[477. {480.}1 Pulinacchaṅkamiya2]

In the past, in a forest grove,
I was a man who hunted deer.
Searching after a vāta-deer,3
I saw [the Buddha’s] walkway [there]. (1) [5025]

Happy, with pleasure in my heart,
taking sand in [my] lap-pocket,
I sprinkled [it] on the walkway
of the Well-Gone One, Splendid One.4 (2) [5026]

In the thirty-one aeons since
I sprinkled that sand [at that time],
I’ve come to know no bad rebirth:
that is the fruit of [giving] sand. (3) [5027]

My defilements are [now] burnt up;
all [new] existence is destroyed.
Like elephants with broken chains,
I am living without constraint. (4) [5028]

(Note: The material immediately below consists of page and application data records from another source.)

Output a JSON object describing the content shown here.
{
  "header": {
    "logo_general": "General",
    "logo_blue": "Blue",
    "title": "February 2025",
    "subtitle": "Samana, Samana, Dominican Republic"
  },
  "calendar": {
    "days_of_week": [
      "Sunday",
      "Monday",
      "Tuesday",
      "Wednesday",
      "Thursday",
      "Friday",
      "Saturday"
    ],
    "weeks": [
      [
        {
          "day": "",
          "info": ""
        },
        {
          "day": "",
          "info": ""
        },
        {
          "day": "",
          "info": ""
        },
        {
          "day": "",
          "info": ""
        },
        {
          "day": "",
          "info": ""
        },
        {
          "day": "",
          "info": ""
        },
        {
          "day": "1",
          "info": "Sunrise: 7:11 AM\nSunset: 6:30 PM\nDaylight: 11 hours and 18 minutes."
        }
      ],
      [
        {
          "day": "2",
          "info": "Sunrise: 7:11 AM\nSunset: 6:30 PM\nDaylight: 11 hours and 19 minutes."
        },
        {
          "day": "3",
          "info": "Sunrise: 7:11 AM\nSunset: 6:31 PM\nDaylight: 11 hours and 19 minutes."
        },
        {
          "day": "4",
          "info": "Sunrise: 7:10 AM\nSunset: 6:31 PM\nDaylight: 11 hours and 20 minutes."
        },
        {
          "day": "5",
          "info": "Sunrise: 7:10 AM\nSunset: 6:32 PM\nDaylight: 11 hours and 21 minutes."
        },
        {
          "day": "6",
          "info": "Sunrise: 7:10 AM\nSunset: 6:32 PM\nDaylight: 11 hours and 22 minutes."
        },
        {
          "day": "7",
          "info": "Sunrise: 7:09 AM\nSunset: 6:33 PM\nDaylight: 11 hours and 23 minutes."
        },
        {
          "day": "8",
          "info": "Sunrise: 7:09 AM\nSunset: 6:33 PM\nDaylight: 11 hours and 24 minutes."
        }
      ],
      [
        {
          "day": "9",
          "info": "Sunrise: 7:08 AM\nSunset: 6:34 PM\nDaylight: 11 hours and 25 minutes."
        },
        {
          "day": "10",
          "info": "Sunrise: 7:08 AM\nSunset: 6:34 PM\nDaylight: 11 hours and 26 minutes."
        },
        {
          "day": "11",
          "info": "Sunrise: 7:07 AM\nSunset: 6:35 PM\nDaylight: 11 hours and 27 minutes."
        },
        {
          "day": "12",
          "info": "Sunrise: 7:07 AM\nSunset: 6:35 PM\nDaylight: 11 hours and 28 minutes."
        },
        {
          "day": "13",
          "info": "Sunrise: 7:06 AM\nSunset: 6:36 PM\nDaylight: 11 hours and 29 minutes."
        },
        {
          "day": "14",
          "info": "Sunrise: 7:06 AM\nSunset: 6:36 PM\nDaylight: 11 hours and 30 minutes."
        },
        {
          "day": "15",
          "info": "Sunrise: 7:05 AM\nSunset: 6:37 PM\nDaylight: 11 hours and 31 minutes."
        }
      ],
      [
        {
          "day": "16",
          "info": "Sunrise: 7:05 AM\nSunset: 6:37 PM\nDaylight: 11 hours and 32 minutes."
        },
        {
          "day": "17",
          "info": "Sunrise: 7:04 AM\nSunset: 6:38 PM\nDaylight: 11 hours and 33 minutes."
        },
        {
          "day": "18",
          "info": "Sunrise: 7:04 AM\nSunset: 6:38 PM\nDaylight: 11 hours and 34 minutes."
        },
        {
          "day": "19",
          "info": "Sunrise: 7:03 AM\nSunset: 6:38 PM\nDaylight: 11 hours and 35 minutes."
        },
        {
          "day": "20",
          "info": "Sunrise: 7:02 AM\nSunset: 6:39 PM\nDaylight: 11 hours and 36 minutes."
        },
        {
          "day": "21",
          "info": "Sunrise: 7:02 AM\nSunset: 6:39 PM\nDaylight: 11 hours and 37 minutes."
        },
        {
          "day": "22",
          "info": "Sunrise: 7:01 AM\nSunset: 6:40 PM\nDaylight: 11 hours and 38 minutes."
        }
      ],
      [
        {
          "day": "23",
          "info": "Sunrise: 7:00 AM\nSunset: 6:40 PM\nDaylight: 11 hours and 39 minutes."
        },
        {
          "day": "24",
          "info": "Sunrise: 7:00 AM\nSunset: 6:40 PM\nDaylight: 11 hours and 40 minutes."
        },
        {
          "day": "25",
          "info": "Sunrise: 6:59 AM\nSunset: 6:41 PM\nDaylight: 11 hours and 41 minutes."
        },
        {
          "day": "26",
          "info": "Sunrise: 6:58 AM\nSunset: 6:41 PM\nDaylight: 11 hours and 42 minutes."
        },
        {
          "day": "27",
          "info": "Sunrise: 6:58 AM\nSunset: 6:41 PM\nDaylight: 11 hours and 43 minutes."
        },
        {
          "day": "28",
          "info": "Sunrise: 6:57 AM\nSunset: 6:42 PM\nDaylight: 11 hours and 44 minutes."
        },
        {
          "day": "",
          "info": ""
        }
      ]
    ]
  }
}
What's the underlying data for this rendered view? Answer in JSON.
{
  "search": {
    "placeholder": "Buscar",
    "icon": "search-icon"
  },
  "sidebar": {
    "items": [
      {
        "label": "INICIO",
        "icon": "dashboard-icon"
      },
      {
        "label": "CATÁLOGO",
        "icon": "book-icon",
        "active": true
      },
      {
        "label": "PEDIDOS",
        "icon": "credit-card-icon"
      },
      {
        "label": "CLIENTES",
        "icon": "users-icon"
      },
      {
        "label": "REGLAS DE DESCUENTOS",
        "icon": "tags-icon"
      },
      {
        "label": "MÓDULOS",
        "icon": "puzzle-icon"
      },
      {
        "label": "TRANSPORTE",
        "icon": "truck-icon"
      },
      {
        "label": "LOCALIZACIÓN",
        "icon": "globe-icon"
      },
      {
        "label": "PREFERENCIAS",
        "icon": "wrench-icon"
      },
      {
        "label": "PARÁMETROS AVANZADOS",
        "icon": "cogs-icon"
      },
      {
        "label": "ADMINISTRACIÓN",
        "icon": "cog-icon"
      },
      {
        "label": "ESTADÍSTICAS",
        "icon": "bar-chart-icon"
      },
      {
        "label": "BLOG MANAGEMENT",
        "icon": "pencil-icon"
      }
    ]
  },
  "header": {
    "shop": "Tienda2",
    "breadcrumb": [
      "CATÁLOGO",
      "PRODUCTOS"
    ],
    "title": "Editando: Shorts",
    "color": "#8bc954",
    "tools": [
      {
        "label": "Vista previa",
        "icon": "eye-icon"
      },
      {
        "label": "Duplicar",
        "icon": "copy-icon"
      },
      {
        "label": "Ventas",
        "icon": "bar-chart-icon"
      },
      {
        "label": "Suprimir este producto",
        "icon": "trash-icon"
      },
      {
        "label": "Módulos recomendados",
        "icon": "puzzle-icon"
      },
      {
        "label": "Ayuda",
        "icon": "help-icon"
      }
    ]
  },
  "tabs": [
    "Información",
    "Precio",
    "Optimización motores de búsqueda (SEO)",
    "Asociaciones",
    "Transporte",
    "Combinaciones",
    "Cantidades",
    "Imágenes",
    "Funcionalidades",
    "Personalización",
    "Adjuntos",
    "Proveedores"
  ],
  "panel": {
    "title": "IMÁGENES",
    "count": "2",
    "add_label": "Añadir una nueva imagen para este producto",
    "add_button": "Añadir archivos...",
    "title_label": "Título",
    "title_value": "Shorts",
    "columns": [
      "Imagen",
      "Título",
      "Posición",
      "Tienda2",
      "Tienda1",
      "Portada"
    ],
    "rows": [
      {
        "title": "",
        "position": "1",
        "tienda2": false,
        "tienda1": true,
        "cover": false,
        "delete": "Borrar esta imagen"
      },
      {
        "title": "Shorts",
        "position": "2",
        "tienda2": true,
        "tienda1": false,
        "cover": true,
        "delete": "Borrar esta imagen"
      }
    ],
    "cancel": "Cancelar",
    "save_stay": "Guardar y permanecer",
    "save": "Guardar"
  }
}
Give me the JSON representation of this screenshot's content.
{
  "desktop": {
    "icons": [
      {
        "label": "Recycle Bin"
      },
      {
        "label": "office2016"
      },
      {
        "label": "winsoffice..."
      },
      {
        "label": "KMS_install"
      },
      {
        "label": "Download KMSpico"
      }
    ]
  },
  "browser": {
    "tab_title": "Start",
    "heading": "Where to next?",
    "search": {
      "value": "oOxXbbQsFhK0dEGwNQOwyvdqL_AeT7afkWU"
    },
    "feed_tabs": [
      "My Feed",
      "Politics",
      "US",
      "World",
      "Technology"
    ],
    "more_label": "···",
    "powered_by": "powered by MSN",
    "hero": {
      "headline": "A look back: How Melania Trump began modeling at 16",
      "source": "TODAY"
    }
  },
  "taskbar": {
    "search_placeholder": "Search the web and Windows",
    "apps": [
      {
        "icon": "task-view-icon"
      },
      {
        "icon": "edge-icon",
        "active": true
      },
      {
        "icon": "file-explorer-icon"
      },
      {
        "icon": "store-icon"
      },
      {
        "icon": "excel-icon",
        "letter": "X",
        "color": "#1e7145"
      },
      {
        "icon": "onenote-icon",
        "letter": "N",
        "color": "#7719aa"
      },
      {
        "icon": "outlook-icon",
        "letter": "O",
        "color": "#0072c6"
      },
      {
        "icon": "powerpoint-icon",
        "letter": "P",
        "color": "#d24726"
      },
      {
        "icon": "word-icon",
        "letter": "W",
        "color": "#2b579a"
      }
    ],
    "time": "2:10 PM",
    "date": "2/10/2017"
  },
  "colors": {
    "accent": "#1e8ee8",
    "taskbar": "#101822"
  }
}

Being in Best Buddha’s presence
was a very good thing for me.
The three knowledges are attained;
[I have] done what the Buddha taught! (5) [5029]

The four analytical modes,
and these eight deliverances,
six special knowledges mastered,
[I have] done what the Buddha taught! (6) [5030]

Thus indeed Venerable Pulinacchaṅkamiya Thera spoke these verses.

The legend of Pulinacchaṅkamiya Thera is finished.

The Summary:

Naḷamālī, Maṇidada,
Ukkāsatika, Vījanī,
Kummāsa and Kusaṭṭha [too],
also Giripunnāgiya,
Vallikāra,5 Pānadhida
[and] then Pulīnacchaṅkama:
five and ninety are the verses
that are counted by those who know.

The Naḷamāli Chapter, the Forty-Eighth


  1. Apadāna numbers provided in {fancy brackets} correspond to the BJTS edition, which contains more individual poems than does the PTS edition dictating the main numbering of this translation.

  2. “Sand Walkway-er”

  3. lit., “wind-deer,” Śrīsumaṅgala-Śabdakoṣaya, s.v. explains this as “a type of deer with a superabundance of swiftness”

  4. sugatassa sirīmato

  5. PTS reads valliṅkara, I follow BJTS here